▶ Exercise description
Return all lines from the listing below in which the string "JSON" occurs.

▶ Information supplied
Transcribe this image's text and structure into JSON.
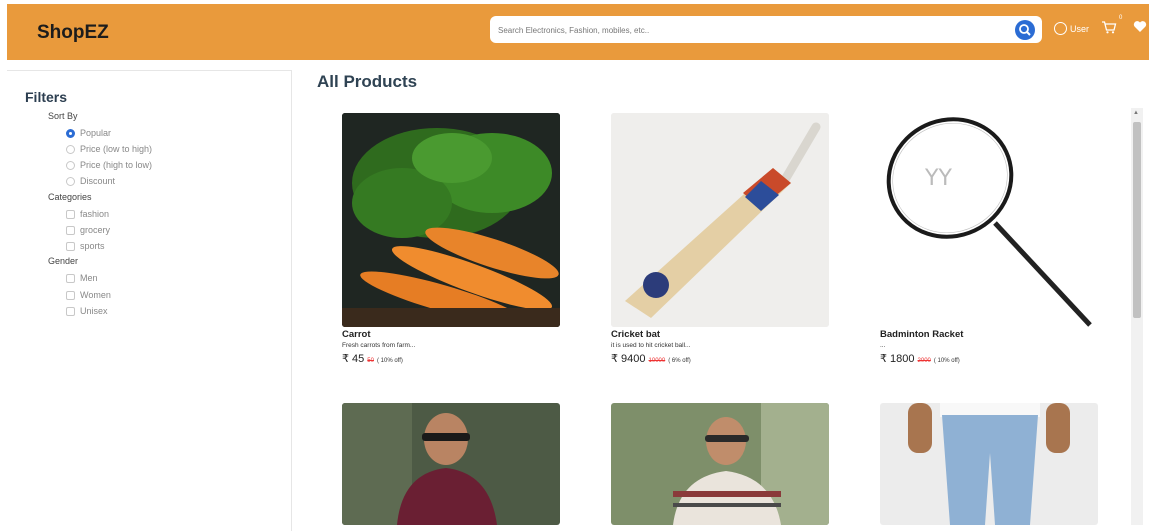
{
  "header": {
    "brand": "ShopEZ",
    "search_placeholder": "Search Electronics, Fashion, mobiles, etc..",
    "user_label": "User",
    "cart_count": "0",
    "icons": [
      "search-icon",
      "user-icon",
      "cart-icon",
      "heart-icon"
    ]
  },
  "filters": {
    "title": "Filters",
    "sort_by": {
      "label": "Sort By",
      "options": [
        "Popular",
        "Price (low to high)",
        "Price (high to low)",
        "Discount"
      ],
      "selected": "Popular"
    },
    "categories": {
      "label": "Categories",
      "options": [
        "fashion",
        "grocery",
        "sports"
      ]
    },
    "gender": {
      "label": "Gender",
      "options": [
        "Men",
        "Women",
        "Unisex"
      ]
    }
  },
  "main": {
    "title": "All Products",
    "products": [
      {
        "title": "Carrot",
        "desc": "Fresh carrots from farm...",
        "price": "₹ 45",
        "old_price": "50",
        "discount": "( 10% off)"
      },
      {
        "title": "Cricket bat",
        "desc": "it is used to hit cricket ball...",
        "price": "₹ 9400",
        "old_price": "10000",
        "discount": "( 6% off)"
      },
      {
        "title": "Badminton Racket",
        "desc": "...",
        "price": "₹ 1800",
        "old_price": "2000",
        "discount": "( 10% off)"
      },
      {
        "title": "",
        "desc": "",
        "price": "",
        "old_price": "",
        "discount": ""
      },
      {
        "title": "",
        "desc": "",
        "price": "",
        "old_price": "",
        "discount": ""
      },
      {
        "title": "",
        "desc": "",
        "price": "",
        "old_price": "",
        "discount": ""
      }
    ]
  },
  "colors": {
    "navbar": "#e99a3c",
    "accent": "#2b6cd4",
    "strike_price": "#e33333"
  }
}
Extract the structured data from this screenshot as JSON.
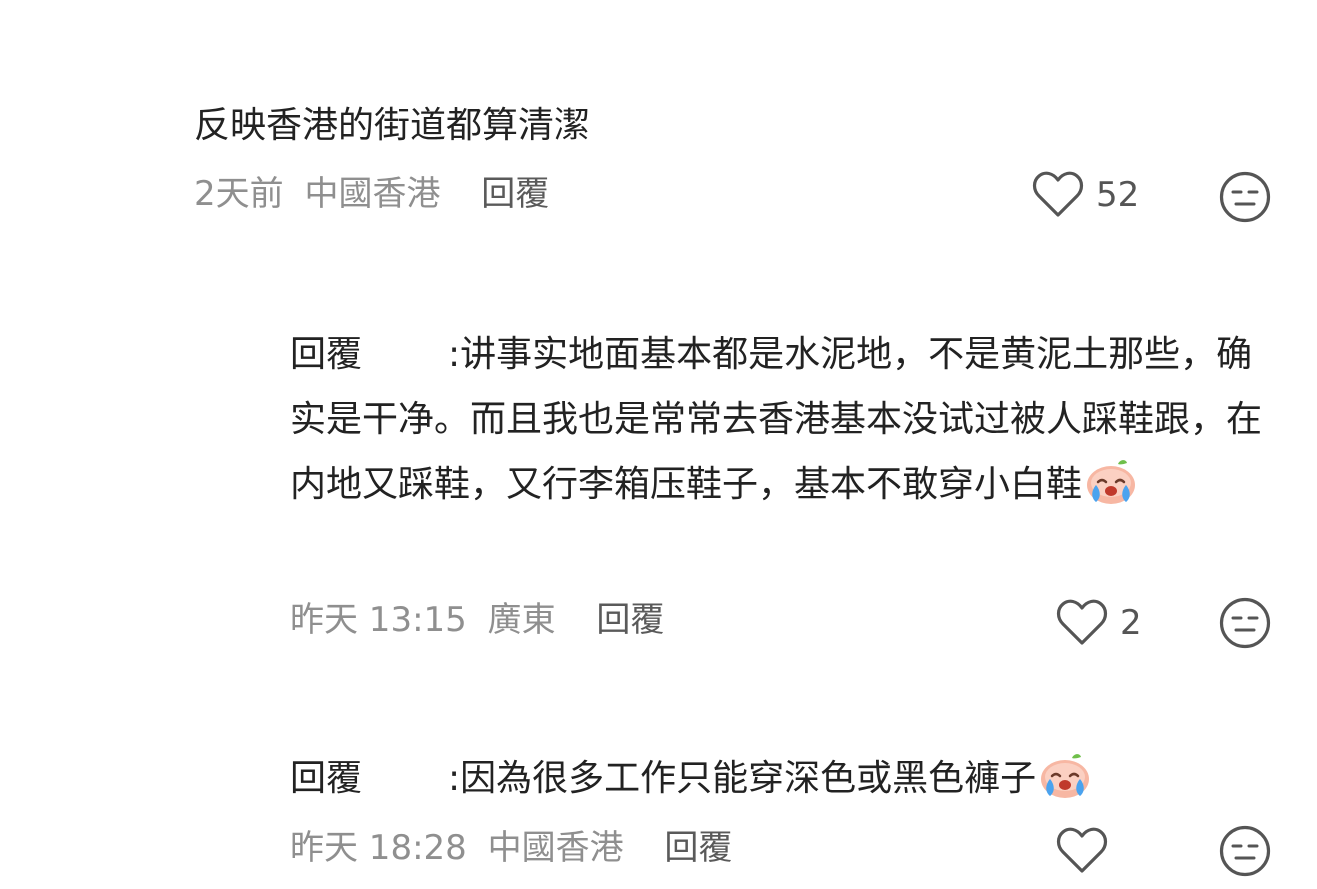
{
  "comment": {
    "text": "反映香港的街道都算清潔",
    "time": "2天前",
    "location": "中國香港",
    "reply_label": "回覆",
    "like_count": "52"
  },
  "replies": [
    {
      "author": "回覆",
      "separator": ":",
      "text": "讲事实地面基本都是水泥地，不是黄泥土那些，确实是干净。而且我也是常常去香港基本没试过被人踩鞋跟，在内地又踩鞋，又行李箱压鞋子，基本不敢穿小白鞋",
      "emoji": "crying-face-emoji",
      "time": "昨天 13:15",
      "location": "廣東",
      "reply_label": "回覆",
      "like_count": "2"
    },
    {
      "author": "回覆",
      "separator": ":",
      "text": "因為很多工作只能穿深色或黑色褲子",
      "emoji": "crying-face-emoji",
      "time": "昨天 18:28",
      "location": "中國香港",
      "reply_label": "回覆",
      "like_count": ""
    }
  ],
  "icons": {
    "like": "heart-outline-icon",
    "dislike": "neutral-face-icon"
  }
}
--
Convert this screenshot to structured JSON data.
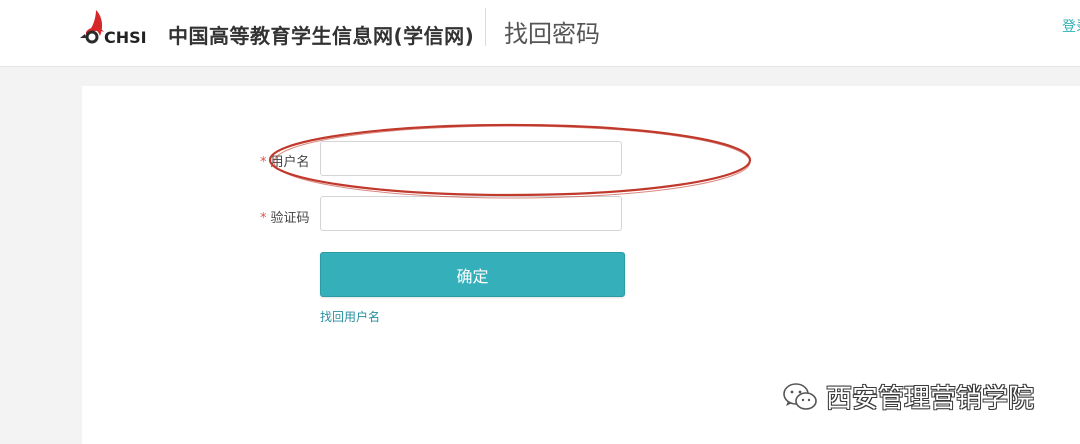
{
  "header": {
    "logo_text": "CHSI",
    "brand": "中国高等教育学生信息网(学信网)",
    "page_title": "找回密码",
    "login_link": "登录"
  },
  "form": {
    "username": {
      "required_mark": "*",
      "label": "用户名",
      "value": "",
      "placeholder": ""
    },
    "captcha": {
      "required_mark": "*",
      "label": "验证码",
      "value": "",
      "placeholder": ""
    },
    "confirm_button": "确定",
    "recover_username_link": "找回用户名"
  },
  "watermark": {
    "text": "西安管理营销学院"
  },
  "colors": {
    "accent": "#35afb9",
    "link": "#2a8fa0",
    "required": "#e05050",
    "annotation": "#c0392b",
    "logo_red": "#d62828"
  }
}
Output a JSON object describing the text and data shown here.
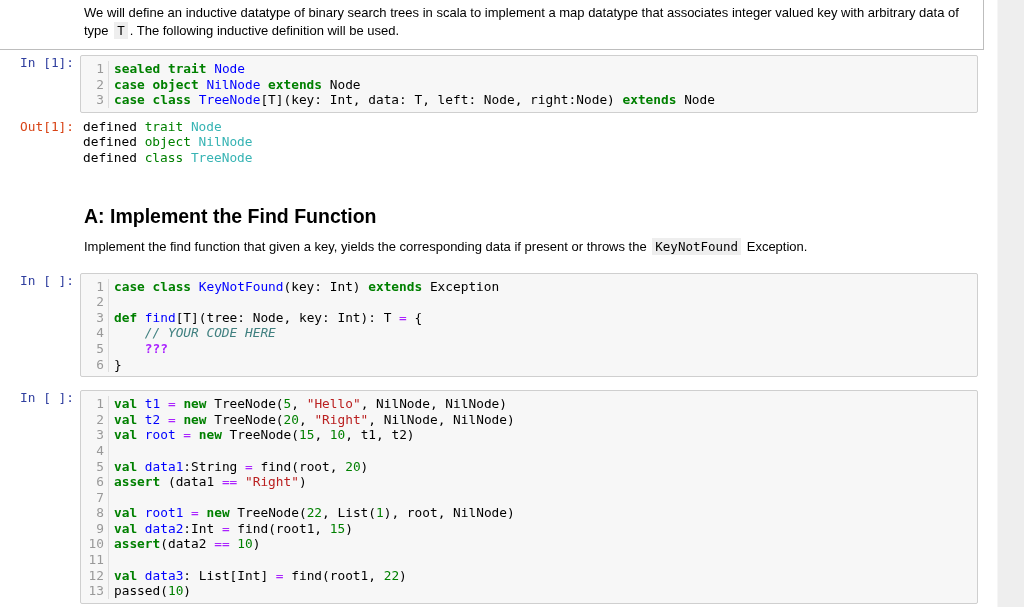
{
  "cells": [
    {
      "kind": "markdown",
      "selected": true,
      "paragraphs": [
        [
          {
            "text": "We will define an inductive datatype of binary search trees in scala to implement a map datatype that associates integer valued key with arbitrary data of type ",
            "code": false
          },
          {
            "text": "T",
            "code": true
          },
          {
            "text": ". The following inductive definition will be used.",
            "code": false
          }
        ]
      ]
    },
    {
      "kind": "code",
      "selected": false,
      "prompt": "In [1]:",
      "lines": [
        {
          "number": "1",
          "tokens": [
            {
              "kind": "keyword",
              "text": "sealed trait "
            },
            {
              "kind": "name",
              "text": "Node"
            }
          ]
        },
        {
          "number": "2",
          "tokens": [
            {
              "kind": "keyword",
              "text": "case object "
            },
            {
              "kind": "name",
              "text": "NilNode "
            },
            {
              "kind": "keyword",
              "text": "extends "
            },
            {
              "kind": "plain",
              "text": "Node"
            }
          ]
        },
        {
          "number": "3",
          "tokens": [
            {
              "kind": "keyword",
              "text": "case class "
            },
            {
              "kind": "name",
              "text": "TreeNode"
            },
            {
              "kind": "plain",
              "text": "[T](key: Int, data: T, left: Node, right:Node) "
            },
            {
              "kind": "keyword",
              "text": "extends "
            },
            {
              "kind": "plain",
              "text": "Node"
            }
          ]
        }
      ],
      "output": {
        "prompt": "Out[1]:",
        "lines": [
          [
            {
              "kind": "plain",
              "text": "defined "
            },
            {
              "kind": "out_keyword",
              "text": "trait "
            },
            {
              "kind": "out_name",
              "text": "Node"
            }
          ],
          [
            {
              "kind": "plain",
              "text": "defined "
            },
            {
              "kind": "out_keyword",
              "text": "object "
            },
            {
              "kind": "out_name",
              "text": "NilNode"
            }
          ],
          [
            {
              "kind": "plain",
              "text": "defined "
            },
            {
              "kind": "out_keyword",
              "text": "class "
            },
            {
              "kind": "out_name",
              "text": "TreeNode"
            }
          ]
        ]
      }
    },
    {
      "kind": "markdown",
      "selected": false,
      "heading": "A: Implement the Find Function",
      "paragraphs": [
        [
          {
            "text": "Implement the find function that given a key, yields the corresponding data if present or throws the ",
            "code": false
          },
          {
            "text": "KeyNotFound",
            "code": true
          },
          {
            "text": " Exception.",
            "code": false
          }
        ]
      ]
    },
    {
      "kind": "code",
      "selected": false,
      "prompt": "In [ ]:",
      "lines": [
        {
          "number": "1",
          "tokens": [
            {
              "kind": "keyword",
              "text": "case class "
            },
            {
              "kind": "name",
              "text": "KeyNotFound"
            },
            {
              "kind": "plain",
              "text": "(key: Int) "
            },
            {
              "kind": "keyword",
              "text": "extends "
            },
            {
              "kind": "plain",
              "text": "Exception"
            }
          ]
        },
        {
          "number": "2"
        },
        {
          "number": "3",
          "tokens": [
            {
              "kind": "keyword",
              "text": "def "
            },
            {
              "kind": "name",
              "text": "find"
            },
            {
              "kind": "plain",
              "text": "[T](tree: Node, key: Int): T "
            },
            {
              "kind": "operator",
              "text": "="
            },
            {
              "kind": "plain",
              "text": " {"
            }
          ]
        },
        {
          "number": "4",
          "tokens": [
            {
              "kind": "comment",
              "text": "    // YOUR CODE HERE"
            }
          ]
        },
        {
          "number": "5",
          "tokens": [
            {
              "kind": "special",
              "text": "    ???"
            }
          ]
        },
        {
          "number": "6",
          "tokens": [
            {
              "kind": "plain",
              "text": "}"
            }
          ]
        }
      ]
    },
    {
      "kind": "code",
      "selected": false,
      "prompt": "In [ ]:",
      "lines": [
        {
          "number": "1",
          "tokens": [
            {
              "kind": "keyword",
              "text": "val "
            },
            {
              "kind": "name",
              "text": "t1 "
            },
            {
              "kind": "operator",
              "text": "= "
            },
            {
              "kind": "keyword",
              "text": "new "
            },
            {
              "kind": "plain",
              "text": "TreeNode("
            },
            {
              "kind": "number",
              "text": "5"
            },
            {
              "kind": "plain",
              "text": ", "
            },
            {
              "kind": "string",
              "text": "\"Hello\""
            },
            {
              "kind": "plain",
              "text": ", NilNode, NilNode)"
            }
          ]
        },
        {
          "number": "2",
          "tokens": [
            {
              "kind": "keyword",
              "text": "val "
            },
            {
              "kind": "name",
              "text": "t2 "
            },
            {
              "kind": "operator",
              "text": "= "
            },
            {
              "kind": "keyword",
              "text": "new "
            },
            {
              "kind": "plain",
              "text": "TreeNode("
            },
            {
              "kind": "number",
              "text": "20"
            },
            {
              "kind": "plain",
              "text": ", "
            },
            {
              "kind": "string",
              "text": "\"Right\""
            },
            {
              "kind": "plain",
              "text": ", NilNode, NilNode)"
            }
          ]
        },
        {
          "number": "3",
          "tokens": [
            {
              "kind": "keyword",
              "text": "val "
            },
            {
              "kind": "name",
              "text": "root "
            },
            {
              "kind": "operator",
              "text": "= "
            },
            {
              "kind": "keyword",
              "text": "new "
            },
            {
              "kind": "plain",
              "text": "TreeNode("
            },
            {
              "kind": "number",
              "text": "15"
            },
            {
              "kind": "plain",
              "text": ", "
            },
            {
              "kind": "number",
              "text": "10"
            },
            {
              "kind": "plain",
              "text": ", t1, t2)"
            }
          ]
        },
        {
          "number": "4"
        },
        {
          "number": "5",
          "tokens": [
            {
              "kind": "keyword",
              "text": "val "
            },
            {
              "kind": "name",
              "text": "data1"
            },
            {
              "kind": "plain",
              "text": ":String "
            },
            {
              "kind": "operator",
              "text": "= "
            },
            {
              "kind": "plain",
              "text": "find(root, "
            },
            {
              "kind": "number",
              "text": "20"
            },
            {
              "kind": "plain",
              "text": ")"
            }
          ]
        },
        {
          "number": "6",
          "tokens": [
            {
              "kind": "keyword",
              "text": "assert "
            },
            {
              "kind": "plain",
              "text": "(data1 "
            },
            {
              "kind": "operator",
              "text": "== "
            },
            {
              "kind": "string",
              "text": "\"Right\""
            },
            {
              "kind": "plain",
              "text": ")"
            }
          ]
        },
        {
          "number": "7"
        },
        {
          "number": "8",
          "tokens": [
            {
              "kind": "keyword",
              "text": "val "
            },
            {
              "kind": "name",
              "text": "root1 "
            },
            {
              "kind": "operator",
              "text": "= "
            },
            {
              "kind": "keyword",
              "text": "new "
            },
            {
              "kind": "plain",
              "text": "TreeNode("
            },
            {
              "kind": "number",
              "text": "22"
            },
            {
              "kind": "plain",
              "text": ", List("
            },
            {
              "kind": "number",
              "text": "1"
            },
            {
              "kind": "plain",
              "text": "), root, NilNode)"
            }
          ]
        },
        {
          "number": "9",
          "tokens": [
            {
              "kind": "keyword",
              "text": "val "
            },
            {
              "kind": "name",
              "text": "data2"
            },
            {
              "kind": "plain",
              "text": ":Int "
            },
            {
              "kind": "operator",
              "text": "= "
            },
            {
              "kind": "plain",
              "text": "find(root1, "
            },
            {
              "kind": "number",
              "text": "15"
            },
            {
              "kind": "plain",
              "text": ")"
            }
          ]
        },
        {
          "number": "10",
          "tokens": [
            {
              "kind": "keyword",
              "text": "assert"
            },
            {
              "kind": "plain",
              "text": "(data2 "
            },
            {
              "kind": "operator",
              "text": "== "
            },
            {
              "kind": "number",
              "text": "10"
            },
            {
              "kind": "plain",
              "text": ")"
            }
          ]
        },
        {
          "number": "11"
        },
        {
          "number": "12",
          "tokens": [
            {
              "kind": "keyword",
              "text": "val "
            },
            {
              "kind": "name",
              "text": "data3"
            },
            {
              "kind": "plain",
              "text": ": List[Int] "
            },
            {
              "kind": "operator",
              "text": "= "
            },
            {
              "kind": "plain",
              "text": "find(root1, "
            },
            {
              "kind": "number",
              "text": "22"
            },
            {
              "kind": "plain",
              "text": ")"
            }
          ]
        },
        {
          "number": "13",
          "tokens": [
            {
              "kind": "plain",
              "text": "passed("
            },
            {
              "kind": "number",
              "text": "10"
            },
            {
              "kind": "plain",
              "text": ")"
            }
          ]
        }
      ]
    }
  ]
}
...
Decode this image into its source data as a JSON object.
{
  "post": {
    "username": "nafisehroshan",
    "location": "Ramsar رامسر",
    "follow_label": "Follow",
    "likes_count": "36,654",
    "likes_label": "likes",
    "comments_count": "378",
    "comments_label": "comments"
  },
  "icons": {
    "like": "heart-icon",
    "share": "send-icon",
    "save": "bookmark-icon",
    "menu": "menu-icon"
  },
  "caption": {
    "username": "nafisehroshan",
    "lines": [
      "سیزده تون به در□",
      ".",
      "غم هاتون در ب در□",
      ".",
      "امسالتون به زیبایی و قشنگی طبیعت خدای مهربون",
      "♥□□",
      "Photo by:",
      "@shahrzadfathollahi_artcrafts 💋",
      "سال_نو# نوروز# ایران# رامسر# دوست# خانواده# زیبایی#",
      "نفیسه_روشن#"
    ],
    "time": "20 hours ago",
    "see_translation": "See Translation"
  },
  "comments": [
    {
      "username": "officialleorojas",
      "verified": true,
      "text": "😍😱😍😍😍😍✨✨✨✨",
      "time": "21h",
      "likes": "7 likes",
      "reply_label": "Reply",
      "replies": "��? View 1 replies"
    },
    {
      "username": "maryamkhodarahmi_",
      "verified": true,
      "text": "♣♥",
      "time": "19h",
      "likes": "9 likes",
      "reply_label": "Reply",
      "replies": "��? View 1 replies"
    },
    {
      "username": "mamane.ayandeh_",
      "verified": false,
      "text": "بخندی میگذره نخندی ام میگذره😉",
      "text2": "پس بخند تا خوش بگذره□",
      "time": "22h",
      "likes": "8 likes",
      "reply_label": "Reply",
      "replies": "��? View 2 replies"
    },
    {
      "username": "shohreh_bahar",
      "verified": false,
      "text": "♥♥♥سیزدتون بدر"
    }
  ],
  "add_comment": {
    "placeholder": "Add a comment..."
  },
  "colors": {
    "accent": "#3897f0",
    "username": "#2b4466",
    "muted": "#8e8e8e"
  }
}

▶ Your response
Transcribe this image's text and structure into JSON.
Extract the structured data from this screenshot as JSON.
Convert this screenshot to structured JSON data.
Output a JSON object describing the text and data shown here.
Decode this image into its source data as a JSON object.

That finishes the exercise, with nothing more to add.